Resident Evil 7 is Capcom’s latest entry in the famous horror franchise. About a month before the game’s official release, it was revealed that the title would be protected by the infamous Denuvo Anti-Tamper DRM on PC. And now, less than five days after the game’s official release, the game’s DRM has been cracked.
While I won’t give out names or places to look as I’d rather not advocate piracy, a group that is well known for breaking Denuvo’s systems has released a cracked version of Resident Evil 7 less than a week from the game’s release, one of the fastest times for a Denuvo protected game getting cracked.
So what exactly does that mean? Well it means that Denuvo is becoming less reliable as a DRM for developers. While this might be a positive in the eyes of most gamers as Denuvo has often been viewed as anti-consumer to the point that players would boycott Denuvo protected games, it could also mean bigger problems in the future.
Despite its reputation, developers used Denuvo because it worked. During its initial release, it was one of the few DRM that successfully prevented piracy. But now that it’s starting to fall short in doing its job, developers might opt to use something even worse to continue protecting their games.
In addition to that, already released games that use Denuvo might be affected by this. If games stop using Denuvo then, sooner or later, Denuvo will shut down. But why should we care if a DRM company goes under?
The issue here is that Denuvo worked by going online and doing regular server checks to make sure players are using legitimate copies of the game. If Denuvo’s servers ever go down, either due to technical issues or bankruptcy, then this will make those games essentially unplayable.
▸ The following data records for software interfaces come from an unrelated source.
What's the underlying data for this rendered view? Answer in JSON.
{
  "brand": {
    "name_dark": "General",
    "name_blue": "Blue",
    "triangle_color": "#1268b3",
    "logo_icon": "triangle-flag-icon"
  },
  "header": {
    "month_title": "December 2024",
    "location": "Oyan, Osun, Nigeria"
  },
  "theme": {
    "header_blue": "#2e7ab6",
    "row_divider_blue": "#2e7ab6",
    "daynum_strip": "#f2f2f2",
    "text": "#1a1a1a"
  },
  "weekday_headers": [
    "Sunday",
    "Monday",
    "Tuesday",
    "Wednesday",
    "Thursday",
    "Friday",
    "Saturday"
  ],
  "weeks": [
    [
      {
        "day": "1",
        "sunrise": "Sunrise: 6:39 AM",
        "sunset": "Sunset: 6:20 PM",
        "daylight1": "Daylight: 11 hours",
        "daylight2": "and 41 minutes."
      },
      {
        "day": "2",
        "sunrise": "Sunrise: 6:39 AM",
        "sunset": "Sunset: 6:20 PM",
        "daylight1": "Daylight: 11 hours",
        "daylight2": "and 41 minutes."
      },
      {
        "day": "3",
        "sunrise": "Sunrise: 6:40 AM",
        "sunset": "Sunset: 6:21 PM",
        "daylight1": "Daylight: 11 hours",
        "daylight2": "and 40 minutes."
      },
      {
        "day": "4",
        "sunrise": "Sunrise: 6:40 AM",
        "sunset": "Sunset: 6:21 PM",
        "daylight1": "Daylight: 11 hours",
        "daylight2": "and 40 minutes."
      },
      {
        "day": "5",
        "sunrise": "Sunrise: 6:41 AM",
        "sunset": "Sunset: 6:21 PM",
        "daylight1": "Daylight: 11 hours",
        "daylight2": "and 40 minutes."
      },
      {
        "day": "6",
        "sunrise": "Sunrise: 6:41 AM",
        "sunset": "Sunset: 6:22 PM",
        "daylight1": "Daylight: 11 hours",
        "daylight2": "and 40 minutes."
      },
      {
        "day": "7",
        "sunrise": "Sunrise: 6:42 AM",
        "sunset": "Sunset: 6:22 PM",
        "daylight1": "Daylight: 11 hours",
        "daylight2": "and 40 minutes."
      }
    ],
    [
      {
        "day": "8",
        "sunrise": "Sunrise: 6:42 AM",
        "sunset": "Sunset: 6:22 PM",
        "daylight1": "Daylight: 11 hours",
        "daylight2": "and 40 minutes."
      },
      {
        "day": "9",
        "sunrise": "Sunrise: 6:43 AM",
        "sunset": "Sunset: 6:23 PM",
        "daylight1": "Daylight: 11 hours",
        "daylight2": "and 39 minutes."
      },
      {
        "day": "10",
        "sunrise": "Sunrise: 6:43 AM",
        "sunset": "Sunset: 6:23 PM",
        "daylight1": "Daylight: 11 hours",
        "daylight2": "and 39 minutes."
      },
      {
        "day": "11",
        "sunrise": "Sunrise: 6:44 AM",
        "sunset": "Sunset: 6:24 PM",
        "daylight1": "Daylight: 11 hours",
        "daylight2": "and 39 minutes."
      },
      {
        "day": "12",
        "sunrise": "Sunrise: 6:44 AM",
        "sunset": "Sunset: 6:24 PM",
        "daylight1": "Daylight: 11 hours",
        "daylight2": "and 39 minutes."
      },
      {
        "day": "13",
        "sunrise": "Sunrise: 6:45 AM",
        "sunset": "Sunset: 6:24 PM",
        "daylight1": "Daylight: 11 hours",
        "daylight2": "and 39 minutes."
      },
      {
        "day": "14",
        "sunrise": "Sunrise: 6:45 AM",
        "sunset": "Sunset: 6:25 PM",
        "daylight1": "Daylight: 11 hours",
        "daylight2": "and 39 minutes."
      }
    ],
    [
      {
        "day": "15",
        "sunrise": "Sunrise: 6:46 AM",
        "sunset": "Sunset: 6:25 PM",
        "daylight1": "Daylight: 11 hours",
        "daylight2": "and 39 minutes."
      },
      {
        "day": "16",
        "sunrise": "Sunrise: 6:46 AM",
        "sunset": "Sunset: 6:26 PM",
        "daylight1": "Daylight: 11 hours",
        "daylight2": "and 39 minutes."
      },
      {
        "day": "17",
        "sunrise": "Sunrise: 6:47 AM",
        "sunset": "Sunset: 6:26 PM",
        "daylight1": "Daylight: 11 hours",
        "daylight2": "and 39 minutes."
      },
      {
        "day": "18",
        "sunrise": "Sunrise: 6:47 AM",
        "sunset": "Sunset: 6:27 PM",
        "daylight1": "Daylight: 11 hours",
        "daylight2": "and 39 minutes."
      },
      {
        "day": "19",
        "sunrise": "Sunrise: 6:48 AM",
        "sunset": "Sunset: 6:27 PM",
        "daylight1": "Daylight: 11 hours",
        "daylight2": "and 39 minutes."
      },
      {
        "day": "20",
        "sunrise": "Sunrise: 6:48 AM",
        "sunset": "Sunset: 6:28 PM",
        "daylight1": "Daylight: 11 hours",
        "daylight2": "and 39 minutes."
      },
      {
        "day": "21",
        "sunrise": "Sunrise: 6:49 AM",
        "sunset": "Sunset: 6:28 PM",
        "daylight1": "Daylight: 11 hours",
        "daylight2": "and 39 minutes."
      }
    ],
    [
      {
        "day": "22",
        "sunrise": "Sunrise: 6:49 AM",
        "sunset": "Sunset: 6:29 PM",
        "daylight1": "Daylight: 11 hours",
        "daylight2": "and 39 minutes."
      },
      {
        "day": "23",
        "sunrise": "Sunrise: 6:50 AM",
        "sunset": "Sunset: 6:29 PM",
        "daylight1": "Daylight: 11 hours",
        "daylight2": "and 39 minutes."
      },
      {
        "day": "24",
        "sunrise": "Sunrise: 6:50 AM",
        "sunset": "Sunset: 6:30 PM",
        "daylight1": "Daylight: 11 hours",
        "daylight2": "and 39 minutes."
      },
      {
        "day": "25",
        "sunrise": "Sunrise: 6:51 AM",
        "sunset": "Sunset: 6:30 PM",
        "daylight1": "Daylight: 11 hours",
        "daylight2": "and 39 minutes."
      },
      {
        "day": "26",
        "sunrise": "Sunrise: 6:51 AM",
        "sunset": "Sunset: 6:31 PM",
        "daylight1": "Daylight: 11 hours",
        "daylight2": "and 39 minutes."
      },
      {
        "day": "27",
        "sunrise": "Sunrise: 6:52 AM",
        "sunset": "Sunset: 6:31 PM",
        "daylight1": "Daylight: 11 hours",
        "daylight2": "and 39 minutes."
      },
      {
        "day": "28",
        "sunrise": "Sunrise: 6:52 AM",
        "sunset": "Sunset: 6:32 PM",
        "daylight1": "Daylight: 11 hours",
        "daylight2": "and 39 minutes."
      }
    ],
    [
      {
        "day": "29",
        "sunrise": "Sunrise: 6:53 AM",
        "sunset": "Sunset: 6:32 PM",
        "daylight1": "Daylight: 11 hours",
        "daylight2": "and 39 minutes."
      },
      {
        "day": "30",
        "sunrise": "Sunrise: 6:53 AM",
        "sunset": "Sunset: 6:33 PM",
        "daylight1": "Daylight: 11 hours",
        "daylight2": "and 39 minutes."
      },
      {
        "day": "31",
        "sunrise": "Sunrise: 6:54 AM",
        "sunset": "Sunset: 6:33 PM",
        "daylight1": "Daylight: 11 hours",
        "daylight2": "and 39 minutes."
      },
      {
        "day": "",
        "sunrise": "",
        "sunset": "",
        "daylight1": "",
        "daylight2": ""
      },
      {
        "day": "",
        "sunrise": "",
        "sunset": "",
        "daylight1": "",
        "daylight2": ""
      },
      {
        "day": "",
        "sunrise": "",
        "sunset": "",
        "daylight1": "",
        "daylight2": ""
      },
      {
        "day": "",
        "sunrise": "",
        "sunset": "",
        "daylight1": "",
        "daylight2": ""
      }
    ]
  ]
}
Developers can opt to patch out Denuvo from their games. Both Playdead and Bethesda did this to Inside and DOOM respectively a few months after both game’s initial release. However, that’s still something outside of the player’s control despite having already paid for their games.